State Parks In Baltimore County Getting Trashed
The state parks in Baltimore County are seeing a crush of people looking for things to do during the COVID-19 pandemic. And because of that, officials say, the parks are being abused and traffic around them can be a nightmare.
The county is taking steps to crack down on willy-nilly parking around the hike and bike trail that runs through Monkton Station, which is part of Gunpowder Falls State Park.
Republican Councilman Wade Kach said 650,000 people used the trail the first six months of this year. Kach said that’s nearly three times as many people as last year, and that is causing big headaches as people look for parking.
“You have people parking on the road. You have citizens walking in the middle of the road. You have young kids darting back and forth,” Kach said.

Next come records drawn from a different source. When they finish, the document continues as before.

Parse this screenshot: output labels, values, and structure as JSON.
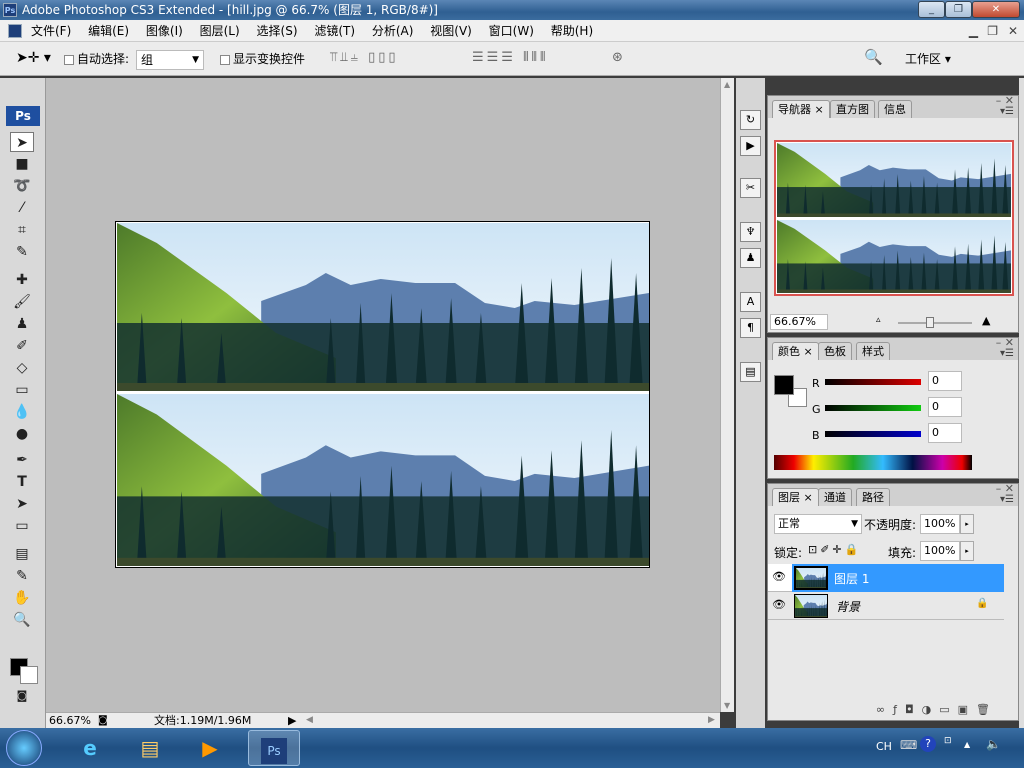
{
  "window": {
    "title": "Adobe Photoshop CS3 Extended - [hill.jpg @ 66.7% (图层 1, RGB/8#)]",
    "app_icon": "Ps"
  },
  "menu": [
    "文件(F)",
    "编辑(E)",
    "图像(I)",
    "图层(L)",
    "选择(S)",
    "滤镜(T)",
    "分析(A)",
    "视图(V)",
    "窗口(W)",
    "帮助(H)"
  ],
  "options": {
    "auto_select_label": "自动选择:",
    "auto_select_value": "组",
    "show_transform_label": "显示变换控件",
    "workspace_label": "工作区 ▾"
  },
  "status": {
    "zoom": "66.67%",
    "doc": "文档:1.19M/1.96M"
  },
  "navigator": {
    "tabs": [
      "导航器",
      "直方图",
      "信息"
    ],
    "zoom": "66.67%"
  },
  "color": {
    "tabs": [
      "颜色",
      "色板",
      "样式"
    ],
    "r_label": "R",
    "g_label": "G",
    "b_label": "B",
    "r": "0",
    "g": "0",
    "b": "0",
    "foreground": "#000000",
    "background": "#ffffff"
  },
  "layers": {
    "tabs": [
      "图层",
      "通道",
      "路径"
    ],
    "blend_mode": "正常",
    "opacity_label": "不透明度:",
    "opacity": "100%",
    "lock_label": "锁定:",
    "fill_label": "填充:",
    "fill": "100%",
    "items": [
      {
        "name": "图层 1",
        "selected": true
      },
      {
        "name": "背景",
        "locked": true
      }
    ]
  },
  "taskbar": {
    "lang": "CH",
    "ps_label": "Ps"
  },
  "colors": {
    "selection": "#3399ff",
    "navigator_frame": "#d9534f"
  }
}
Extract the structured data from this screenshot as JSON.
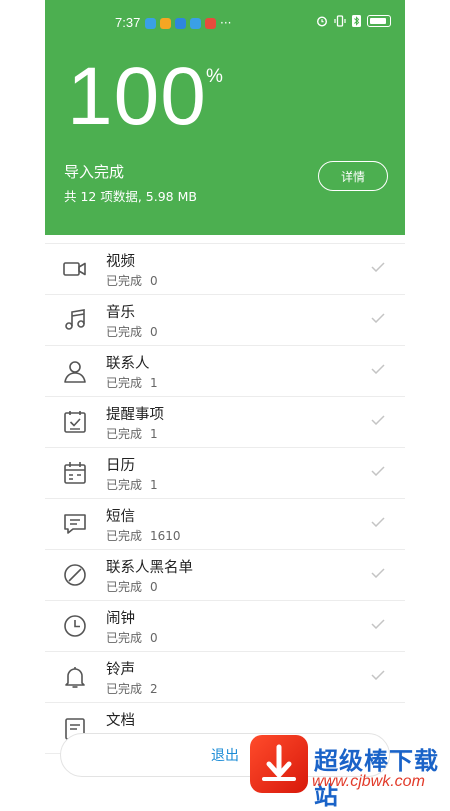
{
  "status_bar": {
    "time": "7:37",
    "notif_colors": [
      "#3aa0e6",
      "#f5a623",
      "#2e86de",
      "#3aa0e6",
      "#e74c3c"
    ],
    "right_icons": [
      "alarm-icon",
      "vibrate-icon",
      "bluetooth-icon",
      "battery-icon"
    ],
    "more": "···"
  },
  "header": {
    "percent": "100",
    "percent_symbol": "%",
    "title": "导入完成",
    "summary": "共 12 项数据, 5.98 MB",
    "detail_label": "详情"
  },
  "items": [
    {
      "name": "视频",
      "status": "已完成",
      "count": "0",
      "icon": "video-icon"
    },
    {
      "name": "音乐",
      "status": "已完成",
      "count": "0",
      "icon": "music-icon"
    },
    {
      "name": "联系人",
      "status": "已完成",
      "count": "1",
      "icon": "contact-icon"
    },
    {
      "name": "提醒事项",
      "status": "已完成",
      "count": "1",
      "icon": "reminder-icon"
    },
    {
      "name": "日历",
      "status": "已完成",
      "count": "1",
      "icon": "calendar-icon"
    },
    {
      "name": "短信",
      "status": "已完成",
      "count": "1610",
      "icon": "message-icon"
    },
    {
      "name": "联系人黑名单",
      "status": "已完成",
      "count": "0",
      "icon": "blocklist-icon"
    },
    {
      "name": "闹钟",
      "status": "已完成",
      "count": "0",
      "icon": "clock-icon"
    },
    {
      "name": "铃声",
      "status": "已完成",
      "count": "2",
      "icon": "bell-icon"
    },
    {
      "name": "文档",
      "status": "",
      "count": "",
      "icon": "document-icon"
    }
  ],
  "exit_label": "退出",
  "watermark": {
    "text": "超级棒下载站",
    "url": "www.cjbwk.com"
  },
  "colors": {
    "accent": "#4CAF50",
    "link": "#1a8bd6"
  }
}
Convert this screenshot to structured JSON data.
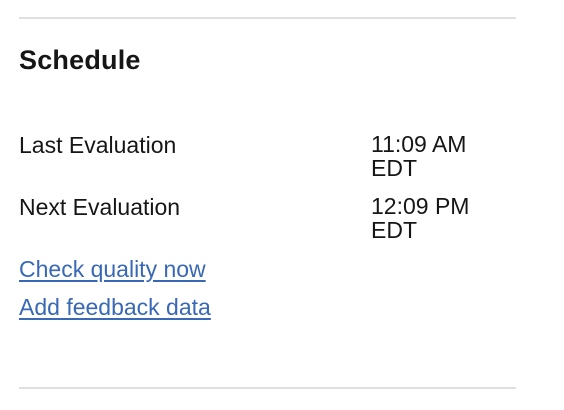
{
  "schedule": {
    "title": "Schedule",
    "rows": [
      {
        "label": "Last Evaluation",
        "time": "11:09 AM",
        "zone": "EDT"
      },
      {
        "label": "Next Evaluation",
        "time": "12:09 PM",
        "zone": "EDT"
      }
    ],
    "links": {
      "check_quality": "Check quality now",
      "add_feedback": "Add feedback data"
    }
  },
  "colors": {
    "text": "#161616",
    "link": "#3868b6",
    "divider": "#e0e0e0"
  }
}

Earlier this month, the county council agreed to hike the fine for parking illegally along the road in Monkton to $200. The fine took effect this week.
North Point State Park is in Republican County Councilman Todd Crandell’s district. He said the state parks are suffering from overuse and people aren’t picking up their trash.
“People that are using the parks aren’t using them for their intended purpose, and are really leaving their mark,” Crandell said. “Maybe worse than we’ve seen in my years on the council.”
Baltimore County Administrative Officer Stacy Rodgers said the Olszewski administration plans to work with the state on what to do about its parks.
Rodgers said it is a multi-faceted problem. She said the county and state both have campaigns urging people to take trash home from parks.
“Some places it’s working better than others,” Rodgers said.